* Exercise
Render every entry verbatim.

[[ Data excerpts open ]]

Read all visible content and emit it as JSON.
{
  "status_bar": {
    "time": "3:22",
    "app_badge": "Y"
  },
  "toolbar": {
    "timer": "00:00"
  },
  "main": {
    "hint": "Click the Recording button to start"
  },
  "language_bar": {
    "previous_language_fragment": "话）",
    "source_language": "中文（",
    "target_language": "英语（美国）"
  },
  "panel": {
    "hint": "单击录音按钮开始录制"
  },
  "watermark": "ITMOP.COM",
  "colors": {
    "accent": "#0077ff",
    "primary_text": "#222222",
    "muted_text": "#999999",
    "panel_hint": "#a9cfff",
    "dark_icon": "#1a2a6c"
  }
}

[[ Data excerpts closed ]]

* Response area
Read all visible content and emit it as JSON.
{
  "status_bar": {
    "time": "3:22",
    "app_badge": "Y"
  },
  "toolbar": {
    "timer": "00:00"
  },
  "main": {
    "hint": "Click the Recording button to start"
  },
  "language_bar": {
    "previous_language_fragment": "话）",
    "source_language": "中文（",
    "target_language": "英语（美国）"
  },
  "panel": {
    "hint": "单击录音按钮开始录制"
  },
  "watermark": "ITMOP.COM",
  "colors": {
    "accent": "#0077ff",
    "primary_text": "#222222",
    "muted_text": "#999999",
    "panel_hint": "#a9cfff",
    "dark_icon": "#1a2a6c"
  }
}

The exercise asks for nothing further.